They offered to keep my monthly bill at $115 a month if I didn’t shut off my services. I agreed to this over the phone and specifically confirmed that it was a no-contract promotion.
Three months later, I moved. I paid my final bill, returned all their equipment and closed the account. But then I received a mysterious bill for $176.42. Comcast claimed I had agreed to a two-year contract and this included an early termination fee.
I never agreed to a contract. I never signed anything, I never agreed to this over the phone, I never got a letter or email about this. I am furious and I feel as though I am being taken advantage of and have no rights in this situation.
- Artem Gutin, Gurnee, Ill.
Got a consumer problem? The ABC News Fixer may be able to help. Click here to submit your problem online. Letters are edited for length and clarity.
This could have easily devolved into one of those tricky he-said-she-said arguments, but you were incredibly organized and wrote down the name, date, time and identification number of every person you had spoken to, along with detailed notes of the conversations. (Yay, Artem!)
You had made it clear that you did not want a contract, and the funny thing is when you canceled your service, no one said anything about a contract or a termination fee.
We got in touch with Comcast and asked them to take another look. They reviewed your account and quickly found their mistake, calling you to apologize and removing the early termination fee from your account. They’re also making sure this does not appear on your credit report.
One more bit of good news: They discovered you had overpaid $43.58 on your final bill for service, so you’ll get a check for that as well. As for how this happened in the first place, Comcast told us it’s true that there’s no record of you agreeing to a contract and they’re investigating how this mistake occurred.
Most people groan at the thought of spending hours on the phone with a customer service call center, but Stephanie Zimmermann relishes the chance to slice through red tape.
Before joining ABC News, Stephanie untangled consumer problems at the Chicago Sun-Times, where her popular column recovered more than $1.4 million in refunds, credits, and merchandise for consumers in the Windy City.

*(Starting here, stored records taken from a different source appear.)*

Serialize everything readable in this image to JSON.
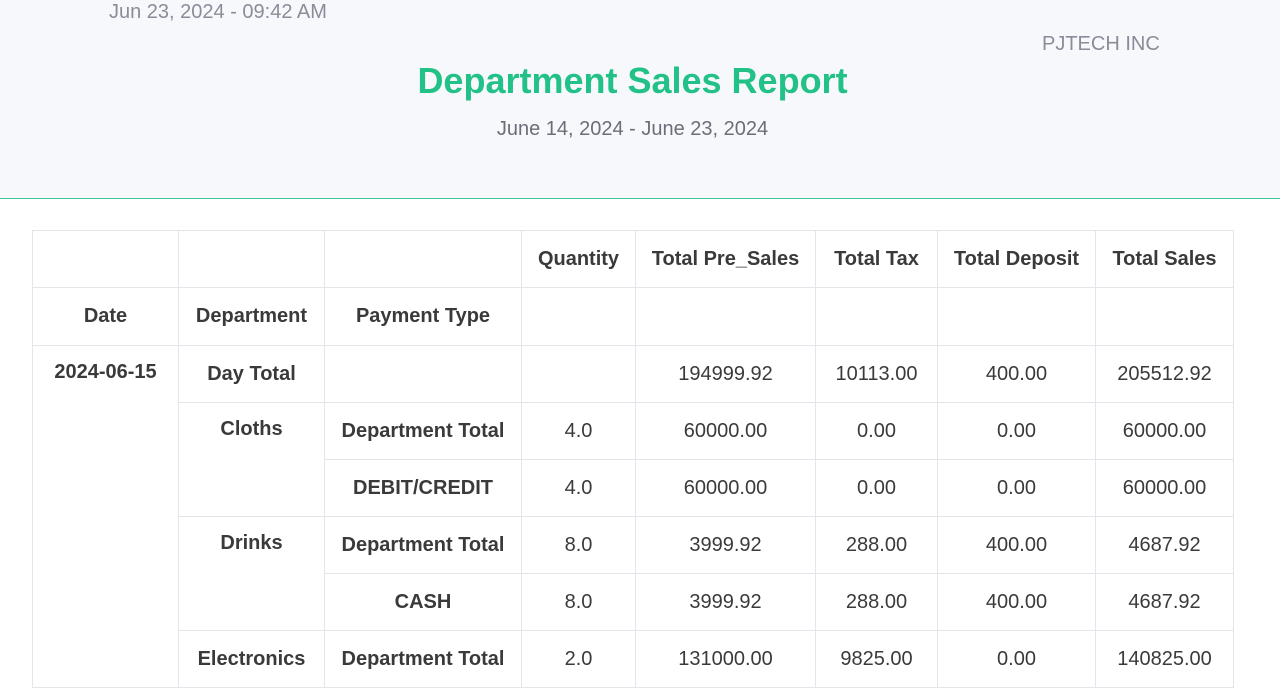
{
  "report": {
    "timestamp": "Jun 23, 2024 - 09:42 AM",
    "company": "PJTECH INC",
    "title": "Department Sales Report",
    "date_range": "June 14, 2024 - June 23, 2024"
  },
  "table": {
    "headers": {
      "date": "Date",
      "department": "Department",
      "payment_type": "Payment Type",
      "quantity": "Quantity",
      "total_pre_sales": "Total Pre_Sales",
      "total_tax": "Total Tax",
      "total_deposit": "Total Deposit",
      "total_sales": "Total Sales"
    },
    "day": {
      "date": "2024-06-15",
      "label": "Day Total",
      "payment_type": "",
      "quantity": "",
      "pre_sales": "194999.92",
      "tax": "10113.00",
      "deposit": "400.00",
      "sales": "205512.92"
    },
    "rows": [
      {
        "department": "Cloths",
        "payment_type": "Department Total",
        "quantity": "4.0",
        "pre_sales": "60000.00",
        "tax": "0.00",
        "deposit": "0.00",
        "sales": "60000.00"
      },
      {
        "department": "",
        "payment_type": "DEBIT/CREDIT",
        "quantity": "4.0",
        "pre_sales": "60000.00",
        "tax": "0.00",
        "deposit": "0.00",
        "sales": "60000.00"
      },
      {
        "department": "Drinks",
        "payment_type": "Department Total",
        "quantity": "8.0",
        "pre_sales": "3999.92",
        "tax": "288.00",
        "deposit": "400.00",
        "sales": "4687.92"
      },
      {
        "department": "",
        "payment_type": "CASH",
        "quantity": "8.0",
        "pre_sales": "3999.92",
        "tax": "288.00",
        "deposit": "400.00",
        "sales": "4687.92"
      },
      {
        "department": "Electronics",
        "payment_type": "Department Total",
        "quantity": "2.0",
        "pre_sales": "131000.00",
        "tax": "9825.00",
        "deposit": "0.00",
        "sales": "140825.00"
      }
    ]
  }
}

Stephanie, who lives in Chicago, has also worked at the South Florida Sun-Sentinel, and has bachelor's and master's degrees from the Medill School of Journalism at Northwestern University. But most of all, Stephanie is a consumer who hates to see anyone else get ripped off.